  5. If they would air the pure original classics instead of these constant remakes, more people would be watching. Also, the schedule is too repetitvte. All they air are remakes under the Scooby Doo, Looney Tunes, and Tom and Jerry franchises.They don’t air the more obscure classics like Top Cat, Yogi Bear, Richie Rich, Popeye, Renelope Pitstop, and the others that they use to air.Plus instead of airing a different show like half hour, they air each show for an entire hour. That takes up time that could have been used for other shows. Variety and a schedule that is not repetitve will make the channel watchable again. If only the decision makers at Cartoon Network listened to what the fans want and not what they think the fans want, the channell would be better and the fans wouyld be happy. And I agree with Steven about Boomerang needing to be part of the cable package and NOT the premium package.

  6. JOE S HILL says:

    Waste of Time,is right! where do these people come from,,to think that all their CGI masturbation will ever be successors to the likes of classic Warner Bros. cartoons,or any of the vintage MGM and Hanna-Barbera productions,,NO WAY!!

  7. RG says:

    It will be a waste of time if they continue to corrupt the original nature of these beloved cartoons. Write them in their original format and vision, and they should do well. For example, Fred was never the idiot current versions portray him to be. Bugs Bunny was never as “salty” or “sour” as current versions portray him. Also, bring back the introduction to culture, like operatic music, that was in the original Bugs Bunny. Things like that.
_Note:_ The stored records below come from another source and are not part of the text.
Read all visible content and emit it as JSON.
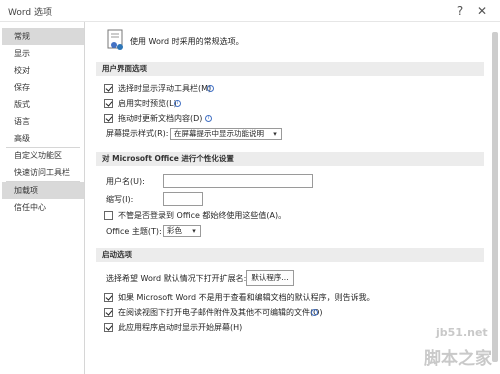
{
  "window": {
    "title": "Word 选项",
    "help_label": "?",
    "close_label": "✕"
  },
  "sidebar": {
    "items": [
      {
        "label": "常规"
      },
      {
        "label": "显示"
      },
      {
        "label": "校对"
      },
      {
        "label": "保存"
      },
      {
        "label": "版式"
      },
      {
        "label": "语言"
      },
      {
        "label": "高级"
      },
      {
        "label": "自定义功能区"
      },
      {
        "label": "快速访问工具栏"
      },
      {
        "label": "加载项"
      },
      {
        "label": "信任中心"
      }
    ]
  },
  "main": {
    "intro": "使用 Word 时采用的常规选项。",
    "ui_section": {
      "title": "用户界面选项",
      "opt1": "选择时显示浮动工具栏(M)",
      "opt2": "启用实时预览(L)",
      "opt3": "拖动时更新文档内容(D)",
      "screentip_label": "屏幕提示样式(R):",
      "screentip_value": "在屏幕提示中显示功能说明"
    },
    "personalize": {
      "title": "对 Microsoft Office 进行个性化设置",
      "username_label": "用户名(U):",
      "username_value": "",
      "initials_label": "缩写(I):",
      "initials_value": "",
      "always_use": "不管是否登录到 Office 都始终使用这些值(A)。",
      "theme_label": "Office 主题(T):",
      "theme_value": "彩色"
    },
    "startup": {
      "title": "启动选项",
      "ext_label": "选择希望 Word 默认情况下打开扩展名:",
      "default_programs_button": "默认程序...",
      "opt_tell": "如果 Microsoft Word 不是用于查看和编辑文档的默认程序，则告诉我。",
      "opt_reading": "在阅读视图下打开电子邮件附件及其他不可编辑的文件(O)",
      "opt_startscreen": "此应用程序启动时显示开始屏幕(H)"
    }
  },
  "watermark": {
    "site": "jb51.net",
    "brand": "脚本之家"
  },
  "colors": {
    "accent": "#4472c4",
    "section_bg": "#ececec",
    "nav_active_bg": "#d9d9d9"
  }
}
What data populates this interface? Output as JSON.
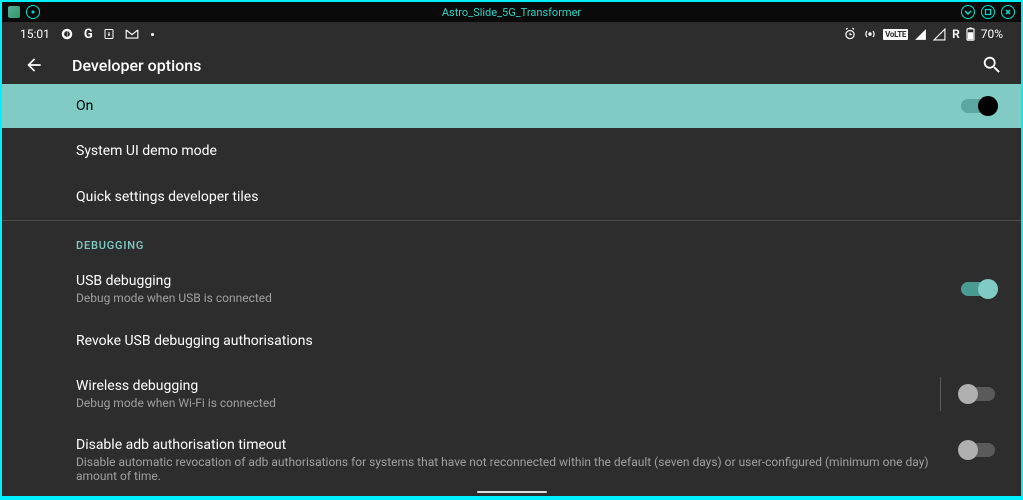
{
  "window": {
    "title": "Astro_Slide_5G_Transformer"
  },
  "status_bar": {
    "time": "15:01",
    "battery_text": "70%",
    "r_label": "R"
  },
  "app_bar": {
    "title": "Developer options"
  },
  "rows": {
    "on": {
      "label": "On"
    },
    "demo": {
      "label": "System UI demo mode"
    },
    "tiles": {
      "label": "Quick settings developer tiles"
    }
  },
  "section_debugging": "DEBUGGING",
  "debugging": {
    "usb": {
      "title": "USB debugging",
      "sub": "Debug mode when USB is connected"
    },
    "revoke": {
      "title": "Revoke USB debugging authorisations"
    },
    "wireless": {
      "title": "Wireless debugging",
      "sub": "Debug mode when Wi-Fi is connected"
    },
    "disable_timeout": {
      "title": "Disable adb authorisation timeout",
      "sub": "Disable automatic revocation of adb authorisations for systems that have not reconnected within the default (seven days) or user-configured (minimum one day) amount of time."
    }
  }
}
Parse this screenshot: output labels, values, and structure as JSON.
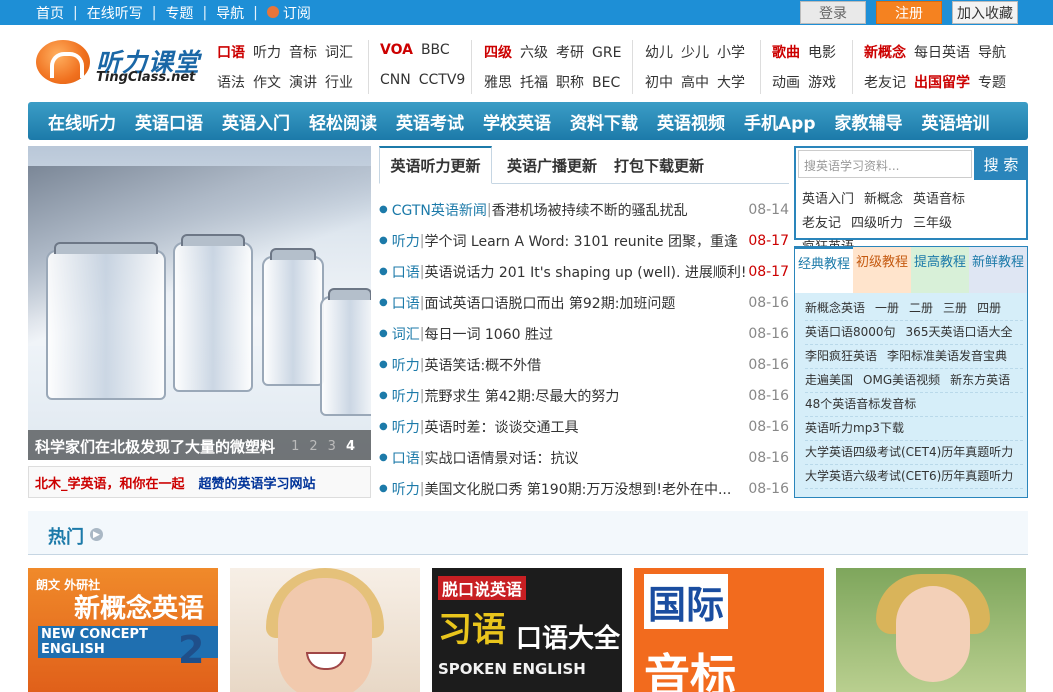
{
  "topbar": {
    "links": [
      "首页",
      "在线听写",
      "专题",
      "导航"
    ],
    "subscribe": "订阅",
    "login": "登录",
    "register": "注册",
    "favorite": "加入收藏"
  },
  "logo": {
    "cn": "听力课堂",
    "en": "TingClass.net"
  },
  "categories": {
    "g1_row1": [
      "口语",
      "听力",
      "音标",
      "词汇"
    ],
    "g1_row2": [
      "语法",
      "作文",
      "演讲",
      "行业"
    ],
    "g2_row1": [
      "VOA",
      "BBC"
    ],
    "g2_row2": [
      "CNN",
      "CCTV9"
    ],
    "g3_row1": [
      "四级",
      "六级",
      "考研",
      "GRE"
    ],
    "g3_row2": [
      "雅思",
      "托福",
      "职称",
      "BEC"
    ],
    "g4_row1": [
      "幼儿",
      "少儿",
      "小学"
    ],
    "g4_row2": [
      "初中",
      "高中",
      "大学"
    ],
    "g5_row1": [
      "歌曲",
      "电影"
    ],
    "g5_row2": [
      "动画",
      "游戏"
    ],
    "g6_row1": [
      "新概念",
      "每日英语",
      "导航"
    ],
    "g6_row2": [
      "老友记",
      "出国留学",
      "专题"
    ]
  },
  "mainnav": [
    "在线听力",
    "英语口语",
    "英语入门",
    "轻松阅读",
    "英语考试",
    "学校英语",
    "资料下载",
    "英语视频",
    "手机App",
    "家教辅导",
    "英语培训"
  ],
  "slideshow": {
    "caption": "科学家们在北极发现了大量的微塑料",
    "dots": [
      "1",
      "2",
      "3",
      "4"
    ],
    "link1": "北木_学英语，和你在一起",
    "link2": "超赞的英语学习网站"
  },
  "updates": {
    "tabs": [
      "英语听力更新",
      "英语广播更新",
      "打包下载更新"
    ],
    "items": [
      {
        "tag": "CGTN英语新闻",
        "title": "香港机场被持续不断的骚乱扰乱",
        "date": "08-14"
      },
      {
        "tag": "听力",
        "title": "学个词 Learn A Word: 3101 reunite 团聚，重逢",
        "date": "08-17"
      },
      {
        "tag": "口语",
        "title": "英语说话力 201 It's shaping up (well). 进展顺利!",
        "date": "08-17"
      },
      {
        "tag": "口语",
        "title": "面试英语口语脱口而出 第92期:加班问题",
        "date": "08-16"
      },
      {
        "tag": "词汇",
        "title": "每日一词 1060 胜过",
        "date": "08-16"
      },
      {
        "tag": "听力",
        "title": "英语笑话:概不外借",
        "date": "08-16"
      },
      {
        "tag": "听力",
        "title": "荒野求生 第42期:尽最大的努力",
        "date": "08-16"
      },
      {
        "tag": "听力",
        "title": "英语时差：谈谈交通工具",
        "date": "08-16"
      },
      {
        "tag": "口语",
        "title": "实战口语情景对话：抗议",
        "date": "08-16"
      },
      {
        "tag": "听力",
        "title": "美国文化脱口秀 第190期:万万没想到!老外在中...",
        "date": "08-16"
      }
    ]
  },
  "search": {
    "placeholder": "搜英语学习资料...",
    "button": "搜 索",
    "keywords": [
      "英语入门",
      "新概念",
      "英语音标",
      "老友记",
      "四级听力",
      "三年级",
      "疯狂英语"
    ]
  },
  "tutorials": {
    "tabs": [
      "经典教程",
      "初级教程",
      "提高教程",
      "新鲜教程"
    ],
    "rows": [
      [
        "新概念英语",
        "一册",
        "二册",
        "三册",
        "四册"
      ],
      [
        "英语口语8000句",
        "365天英语口语大全"
      ],
      [
        "李阳疯狂英语",
        "李阳标准美语发音宝典"
      ],
      [
        "走遍美国",
        "OMG美语视频",
        "新东方英语"
      ],
      [
        "48个英语音标发音标"
      ],
      [
        "英语听力mp3下载"
      ],
      [
        "大学英语四级考试(CET4)历年真题听力"
      ],
      [
        "大学英语六级考试(CET6)历年真题听力"
      ]
    ]
  },
  "hot": {
    "title": "热门"
  },
  "thumbs": {
    "t1": {
      "publisher": "朗文 外研社",
      "title": "新概念英语",
      "subtitle": "NEW CONCEPT ENGLISH",
      "num": "2"
    },
    "t3": {
      "badge": "脱口说英语",
      "big": "习语",
      "big2": "口语大全",
      "en": "SPOKEN ENGLISH"
    },
    "t4": {
      "top": "国际",
      "bottom": "音标"
    }
  }
}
  8. safistikaytdlayd says:

    I agree with many of you! If they had kept the original programming, with all the great “oldies but goodies” I don’t think Boomerang would have the problems they’re facing now. A lot of the new programming they air is just horrible (IMHO)!! Just as another commenter posted, if Boomerang would become part of a regular package not a premium package for the cable providers, I think it would get more viewers! BTW Tom and Jerry, the Flintstones, The Jestsons, never go out of style!!!

  9. Tom Holste says:

    Sounds cool. I hope they finally bring back the classic Looney Tunes shorts into rotation. It baffles me that Warner Bros. has just sat on one of its biggest properties for so long, putting out new (and usually bad) stuff but not allowing kids to see the originals.

    Yeah, there are DVDs, but Tom & Jerry has both DVDs and constant TV airings. Tom & Jerry has never gone out of style — I can’t imagine that Looney Tunes suddenly did.

    • Kaisen says:

      You do know that the classic Looney Tunes are on Boomerang every weekday and every night of the week, right? It airs weekdays at 12 Noon EST and every night of the week at 2 AM EST. Heck, just last week, they had a daily Bugs Bunny marathon of classic shorts at 5 PM.

  10. Harry Spady says:

    Ronnie Spady Kalil If they want to BOOST Boomerang..then go back to what the channel was intentionally made for and bring back the shows that we want to see. Not the old cartoon network discards.

  11. Remember, not everyone has Boomerang or Disney XD, so these programs, for accessibility reasons, might want to be showcased on Cartoon Network and Disney Channel, respectively. “Bunnicula” was created by Joe Ruby and Ken Spears for ABC’s Weekend Specials in 1982- I’d like to see what it’ll look like in a modern setting. Speaking of Ruby-Spears, Disney might want to give some consideration towards utilizing to some of R-S’ leftover properties, too.

  12. GK Sabree says:

    Bugs Bunny, ok. Scooby-doo, ok. Bring back some new Samurai Jack!!! BAM!!!!!

  13. Steven says:

    Make boomerang part of my cable package instead of the premium package and then maybe boomerang won’t have these issues!

More TV News from Variety